At the time of its release, the film received a mixed response: the critics praised the battle scenes and the overall scale of the film, but they criticized the film’s length and, what they perceived to be, Duke’s unabashed promotion of his brand of right-wing politics. The reception was further muddled by a disastrous publicity campaign undertaken by the film’s publicist, Russell Birdwell- one that even Duke found distasteful. Further embarrassment came Duke’s way when actor Chill Wills, who was nominated for a best supporting actor Oscar for the film, took out out a tasteless Oscar ad. Duke had to issue a statement of his own to distance himself from Wills. These were the reasons sighted for the film not doing well at the Oscars, despite it receiving 7 nominations. The box office for the film was good, but not great, especially considering the cost of the film. United Artists forced Duke to cut out more than 30 minutes of footage so that they can have more screenings, which would improve the box office performance of the film. Though the film is widely touted as a flop, that was not the case, it was one of the top earning films of the year, and eventually earned its money back, though Duke, as I already said, didn’t benefit from it. Actually, Duke was flat broke at the time- not only because of the financial problems on ‘The Alamo,’ but also because his Business manager mismanaged his assets through bad investments.
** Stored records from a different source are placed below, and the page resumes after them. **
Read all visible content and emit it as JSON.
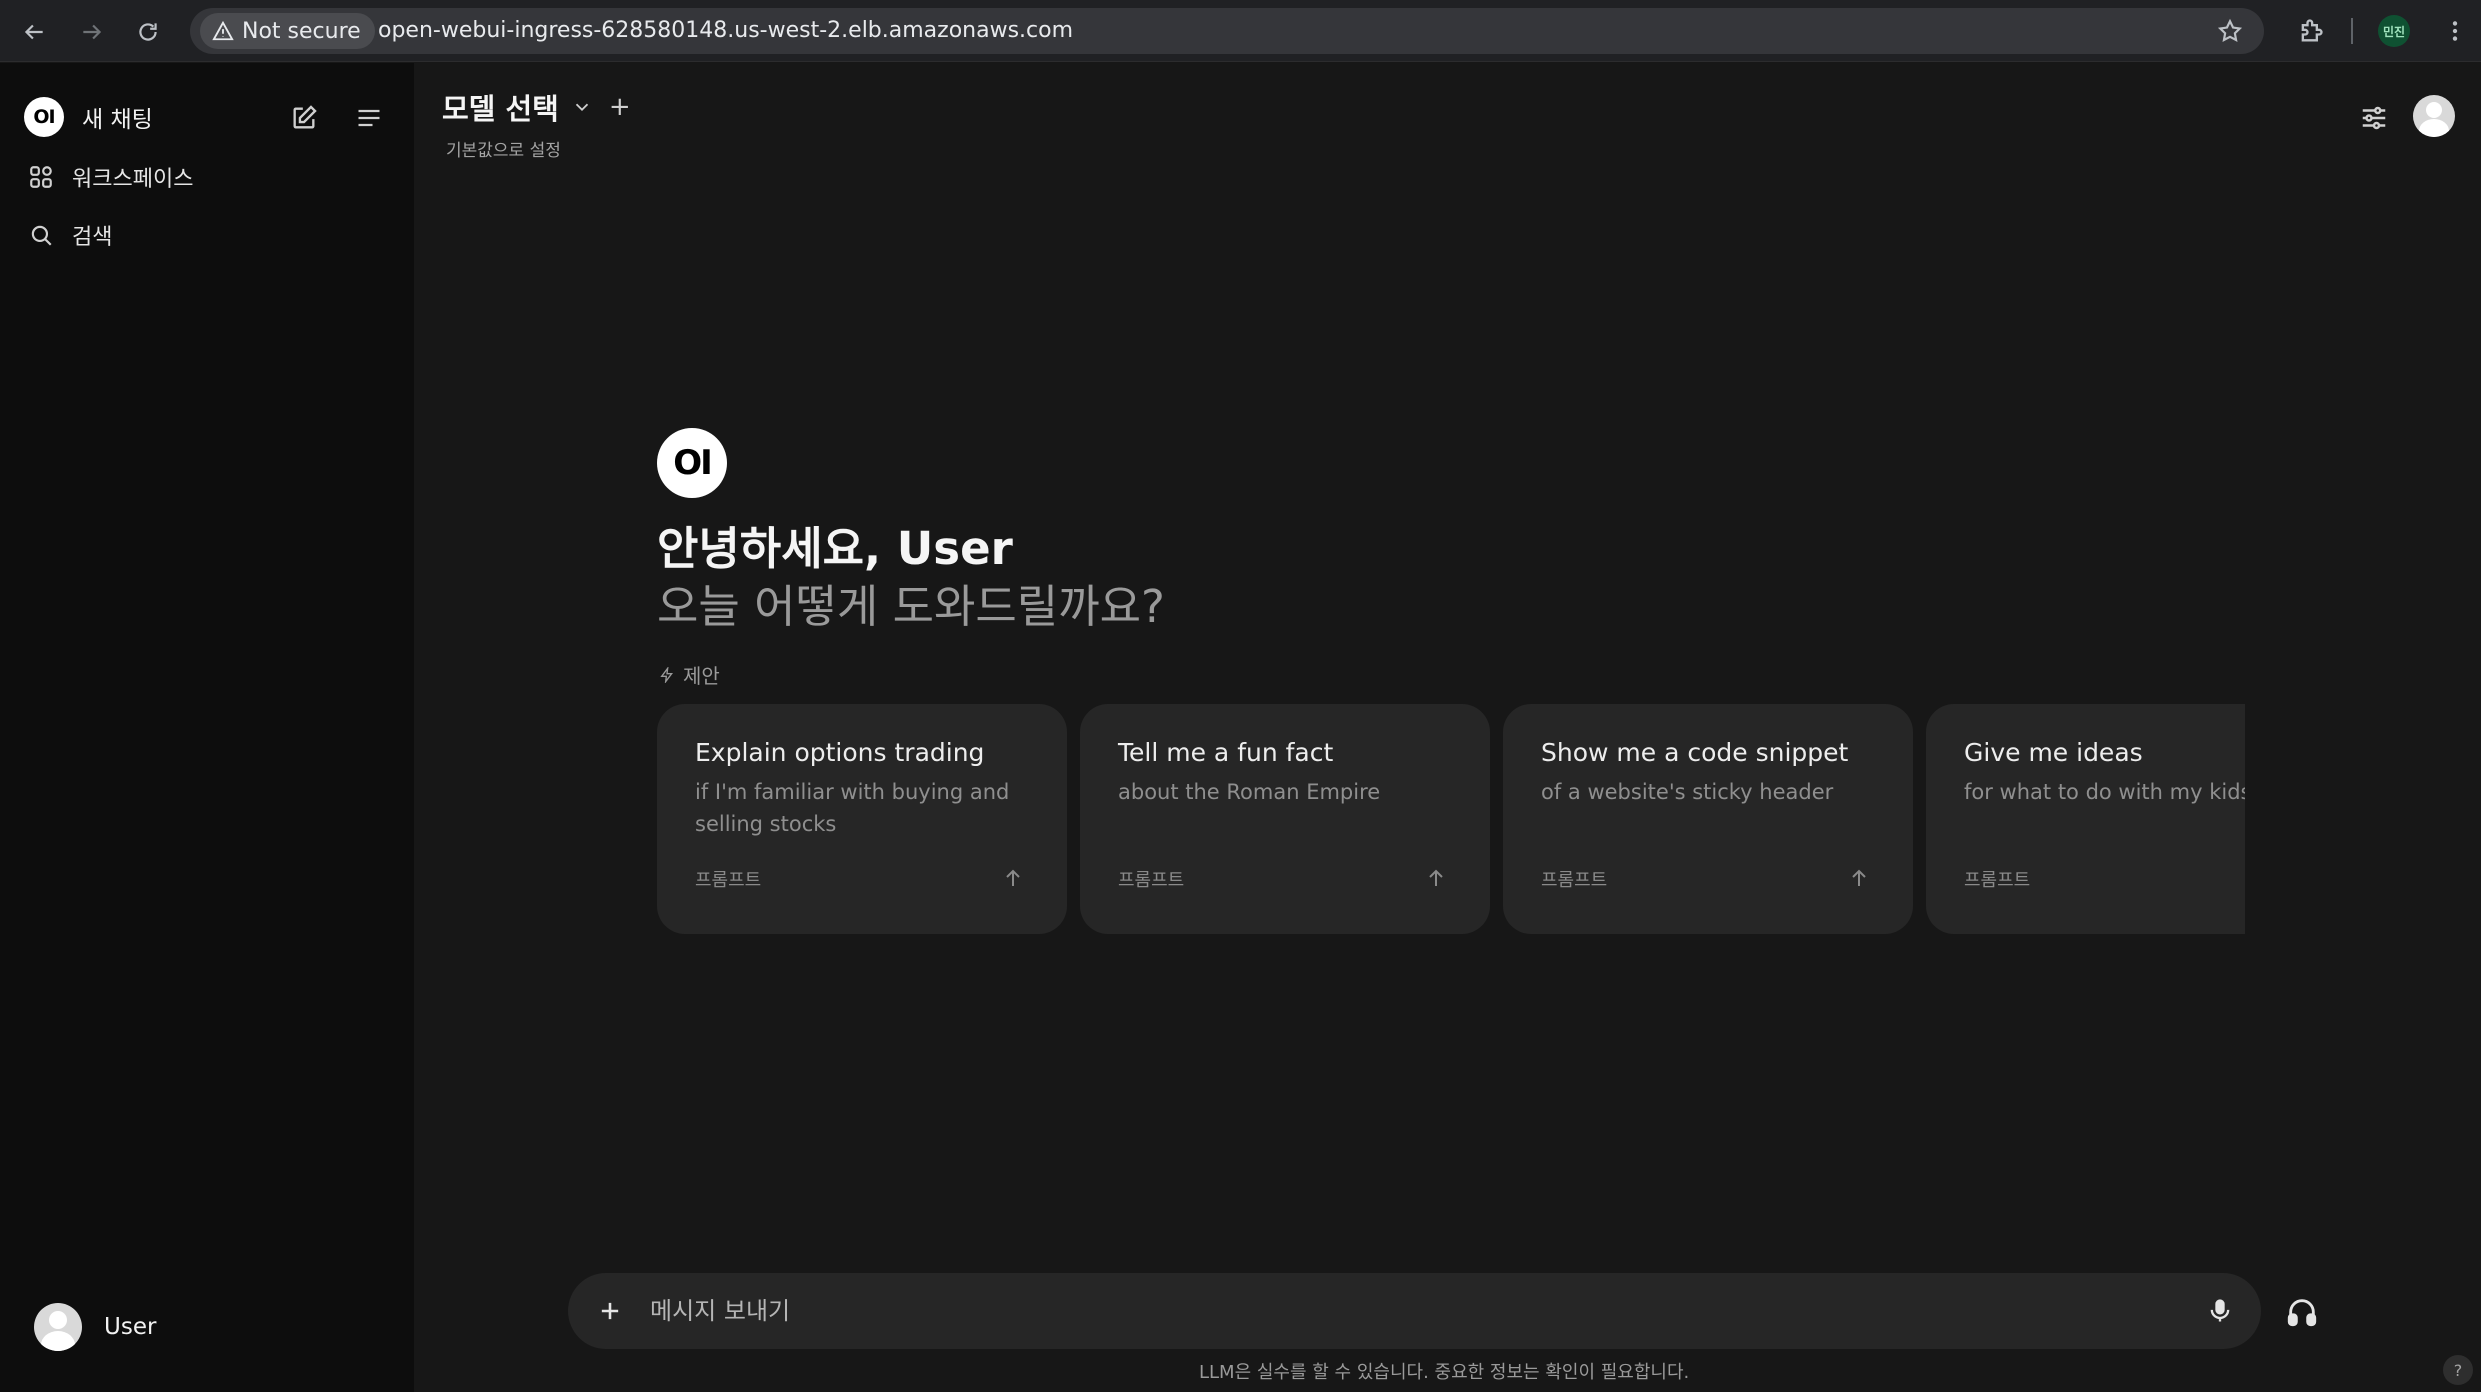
{
  "browser": {
    "security_label": "Not secure",
    "url": "open-webui-ingress-628580148.us-west-2.elb.amazonaws.com",
    "profile_initials": "민진"
  },
  "sidebar": {
    "logo_text": "OI",
    "new_chat_label": "새 채팅",
    "items": [
      {
        "label": "워크스페이스",
        "icon": "workspace-grid-icon"
      },
      {
        "label": "검색",
        "icon": "search-icon"
      }
    ],
    "user_name": "User"
  },
  "header": {
    "model_select_label": "모델 선택",
    "set_default_label": "기본값으로 설정"
  },
  "hero": {
    "logo_text": "OI",
    "greeting": "안녕하세요, User",
    "subgreeting": "오늘 어떻게 도와드릴까요?",
    "suggestions_label": "제안"
  },
  "suggestions": [
    {
      "title": "Explain options trading",
      "subtitle": "if I'm familiar with buying and selling stocks",
      "tag": "프롬프트"
    },
    {
      "title": "Tell me a fun fact",
      "subtitle": "about the Roman Empire",
      "tag": "프롬프트"
    },
    {
      "title": "Show me a code snippet",
      "subtitle": "of a website's sticky header",
      "tag": "프롬프트"
    },
    {
      "title": "Give me ideas",
      "subtitle": "for what to do with my kids' art",
      "tag": "프롬프트"
    }
  ],
  "composer": {
    "placeholder": "메시지 보내기",
    "disclaimer": "LLM은 실수를 할 수 있습니다. 중요한 정보는 확인이 필요합니다.",
    "help_label": "?"
  },
  "colors": {
    "background": "#171717",
    "sidebar": "#0d0d0d",
    "card": "#262626",
    "text_primary": "#ececec",
    "text_muted": "#9a9a9a"
  }
}
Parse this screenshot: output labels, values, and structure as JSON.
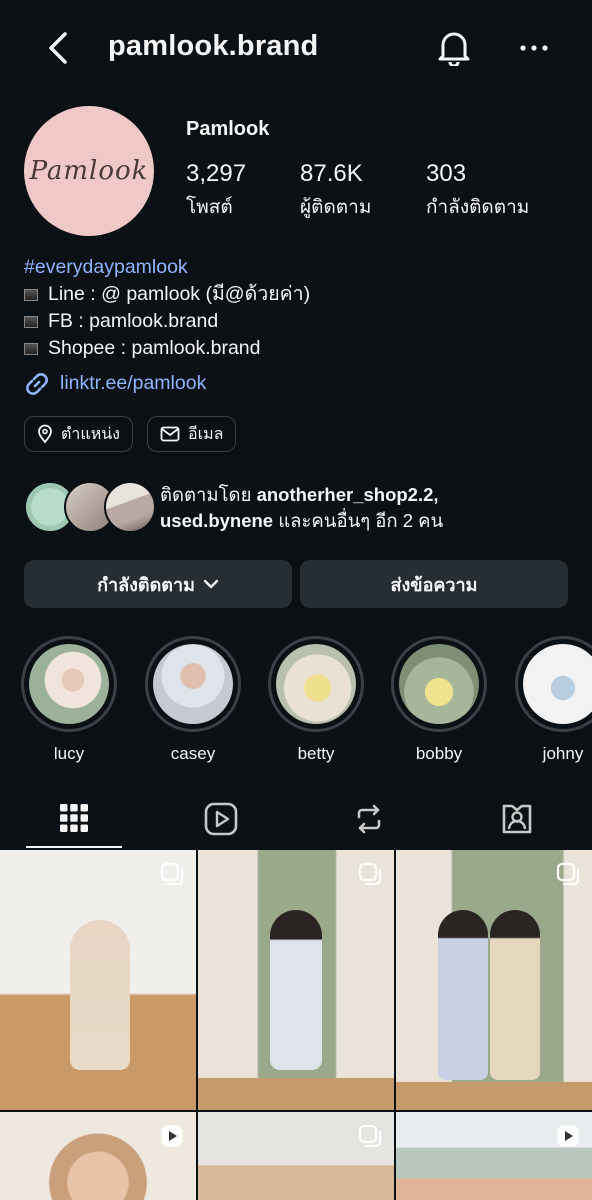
{
  "header": {
    "username": "pamlook.brand",
    "back_icon": "chevron-left-icon",
    "bell_icon": "bell-icon",
    "more_icon": "more-horizontal-icon"
  },
  "profile": {
    "avatar_text": "Pamlook",
    "display_name": "Pamlook",
    "stats": [
      {
        "value": "3,297",
        "label": "โพสต์"
      },
      {
        "value": "87.6K",
        "label": "ผู้ติดตาม"
      },
      {
        "value": "303",
        "label": "กำลังติดตาม"
      }
    ],
    "bio": {
      "hashtag": "#everydaypamlook",
      "lines": [
        "Line : @ pamlook (มี@ด้วยค่า)",
        "FB : pamlook.brand",
        "Shopee : pamlook.brand"
      ],
      "link": "linktr.ee/pamlook"
    },
    "chips": [
      {
        "label": "ตำแหน่ง",
        "icon": "location-pin-icon"
      },
      {
        "label": "อีเมล",
        "icon": "mail-icon"
      }
    ],
    "followed_by": {
      "prefix": "ติดตามโดย ",
      "user1": "anotherher_shop2.2,",
      "user2": "used.bynene",
      "suffix": " และคนอื่นๆ อีก 2 คน"
    },
    "buttons": {
      "following": "กำลังติดตาม",
      "message": "ส่งข้อความ"
    }
  },
  "highlights": [
    {
      "label": "lucy"
    },
    {
      "label": "casey"
    },
    {
      "label": "betty"
    },
    {
      "label": "bobby"
    },
    {
      "label": "johny"
    }
  ],
  "tabs": [
    {
      "name": "grid-icon"
    },
    {
      "name": "reels-icon"
    },
    {
      "name": "repost-icon"
    },
    {
      "name": "tagged-icon"
    }
  ],
  "colors": {
    "background": "#0b1014",
    "link": "#8fb4ff",
    "button": "#262d33",
    "avatar": "#f1c8c8"
  }
}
Duke had to quickly return to doing the typical ‘John Wayne’ Westerns like “North of Alaska” and “The Comancheros” to raise much needed cash. He would never again in his career attempt a film of the scope and ambition of “The Alamo.” . The full 202-minute version of the film was believed lost until the last known surviving print of the 70 mm premiere version was discovered in Toronto. At present, the only existing version of the original uncut roadshow release is on standard definition 480i digital video. It is the source for broadcasts on Turner Classic Movies. The best available actual film elements are of the 35 mm negatives of the shorter version, which is widely available on home video. In 2014, several contemporary film directors, like J.J. Abrams and Guillermo Del Toro, joined an Internet campaign urging MGM to restore The Alamo from the deteriorating 70mm elements, but MGM did not respond favorably. It’s believed now that the original 70MM print has deteriorated to a point that it is now unusable; which means that, perhaps, we will never get to see Duke’s full version of “The Alamo” in its original picture quality again. a real pity!….